2019 Festival instructors

We’re looking forward to welcoming the following guest instructors for the 2019 festival:

Patrick Devane, Dance

Patrick is a fifth-generation sean-nós dancer, Champion of the Oireachtas 2011, and is the former Sean-Nós Dancer in Residence at Áras Inis Gluaire in Belmullet. He is the son of the renowned sean-nós dancer Séamus Devane, who toured internationally in the 1980s and his dancing developed by watching his father and other members of the community. Patrick’s goal is to teach sean-nós dancing in the truest form possible while honoring changes brought by the passage of time and expansion of the tradition. Patrick is a native of An Aird Mhór, Cill Chiaráin, Connemara in County Galway.

Colm MacCárthaigh, Guitar and Irish Language

Colm is a Dublin native who has quickly become a feature of the Seattle Irish music scene. After studying and playing extensively in Ireland, he now frequently plays with musicians such as Randal Bays, Tom Creegan, Dale Russ, Leo MacNamara, Aurora Burd, and Hanz Araki. In 2011, he and Colleen Raney recorded the critically-acclaimed album Cuan. Colm is also a native Irish speaker, having been raised in an Irish speaking family. Colm attended Coláiste Chilliain and Trinity College Dublin.

Brian Ó Domhnaill, Singing

Brian was born and reared in the Donegal Gaeltacht in the village of Anagaire. At a young age he became interested in the music of the area learning flute and song. Throughout his life he has been passionate about the songs of the region and the music played. Brian often attends singing nights and events and was on the committee for Sean Nós Cois Life for many years. Brian has performed at many festivals throughout Ireland, Europe and Canada and has attended the Oireachtas annually winning many prizes and 5 medals in Corn Uí Riada the premier competition for sean-nos singing. He has a very large repertoire of unusual and rare songs gathered from many singers, sources and archives and enjoys teaching these songs to the next generation of young singers.

John Prendergast, Irish Language

John is a Fulbright FLTA Scholar at the University of Notre Dame. John, a former Ireland Canada University Foundation Clár Gaeilge Scholar, lectures with the Department of Irish Language and Literature as part of his award. He has also taught in universities on scholarships in the United States of America (University of Montana), Canada (Saint Mary's University) and Wales (Cardiff University). Furthermore, John has a background of strong legal experience, having worked in law firms such as Boone Karlberg PC and A&L Goodbody. John has applied this experience in practice in European-wide NGOs, US Federal courthouses, national lobbyist organisations, digital terminology corpora, and elsewhere. John received an MA (Welsh and Celtic Studies) from Cardiff University in 2016. John's dissertation examined justifications for language rights for immigrants.
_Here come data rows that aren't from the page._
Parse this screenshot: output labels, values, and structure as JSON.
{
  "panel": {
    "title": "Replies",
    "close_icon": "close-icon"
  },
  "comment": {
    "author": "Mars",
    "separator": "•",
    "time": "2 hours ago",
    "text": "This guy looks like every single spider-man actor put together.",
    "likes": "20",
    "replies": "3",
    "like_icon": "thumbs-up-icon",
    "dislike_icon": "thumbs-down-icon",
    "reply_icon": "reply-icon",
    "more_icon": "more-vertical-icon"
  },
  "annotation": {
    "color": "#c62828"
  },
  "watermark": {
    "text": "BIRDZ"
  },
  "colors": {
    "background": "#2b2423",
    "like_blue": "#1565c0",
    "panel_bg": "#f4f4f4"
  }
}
John was conferred with a BCL (Law and Irish) degree from University College Cork in 2015. His research interests include: linguistic justice and anglocentricism, minority language rights and theory, and applied sociolinguistics from an Irish language perspective.

Dale Russ, fiddle

Dale started playing the fiddle in 1973 when first moving to Washington State from his native Connecticut. In 1990 he was invited to perform at the first Boston College Irish Music Festival “My Love is in America” featuring 16 of the finest Irish fiddle players living in the States. The concert was recorded and released by Green Linnet Records and won an award from the Smithsonian Institute as “Traditional Recording of the Year.” His playing is known for its balance of power and elegance. He was a founding member in 1977 of the Seattle Irish band No Comhaile and is also a former member of the Seattle Irish band The Suffering Gaels. He is a founder and currently plays with Crumac.

John Whelan, Accordion

Although John grew up near London in Dunstable, England, he was raised on the fiddle and pipe music of Ireland. Dunstable has a large Irish community, and his father, Denis, was from Ireland’s County Wexford. “Ours was a very traditional household,” John says. “My father didn’t have any major vices – his only addiction was to Irish music.” Denis Whelan carried a reel-to-reel tape recorder to many shows, collecting hours of live music. Songs of home elicited sentimental tears, even when the words were not in English. “It was not the words but the emotion of the music that moved me.” He has recorded multiple albums, including Celtic Fire and Come to Dance, and is currently touring with the John Whelan Band.